- [Work order]:
Beginning with the first entry, print all the records exactly.

- [Data for the task]:
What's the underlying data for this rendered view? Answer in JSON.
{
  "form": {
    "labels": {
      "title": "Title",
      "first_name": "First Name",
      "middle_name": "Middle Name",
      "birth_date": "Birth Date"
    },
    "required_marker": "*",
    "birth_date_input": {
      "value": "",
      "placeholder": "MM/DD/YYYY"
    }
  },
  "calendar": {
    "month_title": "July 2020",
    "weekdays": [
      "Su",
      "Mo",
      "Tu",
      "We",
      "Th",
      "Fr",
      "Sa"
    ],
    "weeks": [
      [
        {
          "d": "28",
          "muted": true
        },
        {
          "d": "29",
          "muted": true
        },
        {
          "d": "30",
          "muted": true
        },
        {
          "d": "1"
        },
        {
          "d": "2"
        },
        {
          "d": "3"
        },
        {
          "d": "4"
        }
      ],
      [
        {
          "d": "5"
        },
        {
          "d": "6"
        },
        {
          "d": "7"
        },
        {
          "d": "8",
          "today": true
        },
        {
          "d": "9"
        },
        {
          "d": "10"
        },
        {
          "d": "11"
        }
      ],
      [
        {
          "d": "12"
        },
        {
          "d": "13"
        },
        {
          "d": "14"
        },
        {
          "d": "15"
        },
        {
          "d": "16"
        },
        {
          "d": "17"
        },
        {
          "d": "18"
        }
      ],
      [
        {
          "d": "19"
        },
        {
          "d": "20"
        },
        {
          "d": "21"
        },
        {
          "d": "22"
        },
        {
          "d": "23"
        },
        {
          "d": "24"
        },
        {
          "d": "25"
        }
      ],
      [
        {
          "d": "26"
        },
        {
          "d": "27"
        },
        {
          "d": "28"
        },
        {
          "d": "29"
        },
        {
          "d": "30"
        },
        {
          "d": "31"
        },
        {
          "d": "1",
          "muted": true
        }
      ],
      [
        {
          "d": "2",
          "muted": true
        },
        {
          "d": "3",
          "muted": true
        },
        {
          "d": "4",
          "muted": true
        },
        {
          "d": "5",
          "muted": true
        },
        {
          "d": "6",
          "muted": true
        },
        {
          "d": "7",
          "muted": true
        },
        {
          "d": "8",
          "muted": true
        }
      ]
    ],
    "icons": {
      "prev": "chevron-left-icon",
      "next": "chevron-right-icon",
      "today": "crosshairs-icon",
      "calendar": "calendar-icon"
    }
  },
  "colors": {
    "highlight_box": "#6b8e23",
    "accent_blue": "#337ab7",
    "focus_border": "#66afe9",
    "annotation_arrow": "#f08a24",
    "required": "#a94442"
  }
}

- [Result of the exercise]:
What's the underlying data for this rendered view? Answer in JSON.
{
  "form": {
    "labels": {
      "title": "Title",
      "first_name": "First Name",
      "middle_name": "Middle Name",
      "birth_date": "Birth Date"
    },
    "required_marker": "*",
    "birth_date_input": {
      "value": "",
      "placeholder": "MM/DD/YYYY"
    }
  },
  "calendar": {
    "month_title": "July 2020",
    "weekdays": [
      "Su",
      "Mo",
      "Tu",
      "We",
      "Th",
      "Fr",
      "Sa"
    ],
    "weeks": [
      [
        {
          "d": "28",
          "muted": true
        },
        {
          "d": "29",
          "muted": true
        },
        {
          "d": "30",
          "muted": true
        },
        {
          "d": "1"
        },
        {
          "d": "2"
        },
        {
          "d": "3"
        },
        {
          "d": "4"
        }
      ],
      [
        {
          "d": "5"
        },
        {
          "d": "6"
        },
        {
          "d": "7"
        },
        {
          "d": "8",
          "today": true
        },
        {
          "d": "9"
        },
        {
          "d": "10"
        },
        {
          "d": "11"
        }
      ],
      [
        {
          "d": "12"
        },
        {
          "d": "13"
        },
        {
          "d": "14"
        },
        {
          "d": "15"
        },
        {
          "d": "16"
        },
        {
          "d": "17"
        },
        {
          "d": "18"
        }
      ],
      [
        {
          "d": "19"
        },
        {
          "d": "20"
        },
        {
          "d": "21"
        },
        {
          "d": "22"
        },
        {
          "d": "23"
        },
        {
          "d": "24"
        },
        {
          "d": "25"
        }
      ],
      [
        {
          "d": "26"
        },
        {
          "d": "27"
        },
        {
          "d": "28"
        },
        {
          "d": "29"
        },
        {
          "d": "30"
        },
        {
          "d": "31"
        },
        {
          "d": "1",
          "muted": true
        }
      ],
      [
        {
          "d": "2",
          "muted": true
        },
        {
          "d": "3",
          "muted": true
        },
        {
          "d": "4",
          "muted": true
        },
        {
          "d": "5",
          "muted": true
        },
        {
          "d": "6",
          "muted": true
        },
        {
          "d": "7",
          "muted": true
        },
        {
          "d": "8",
          "muted": true
        }
      ]
    ],
    "icons": {
      "prev": "chevron-left-icon",
      "next": "chevron-right-icon",
      "today": "crosshairs-icon",
      "calendar": "calendar-icon"
    }
  },
  "colors": {
    "highlight_box": "#6b8e23",
    "accent_blue": "#337ab7",
    "focus_border": "#66afe9",
    "annotation_arrow": "#f08a24",
    "required": "#a94442"
  }
}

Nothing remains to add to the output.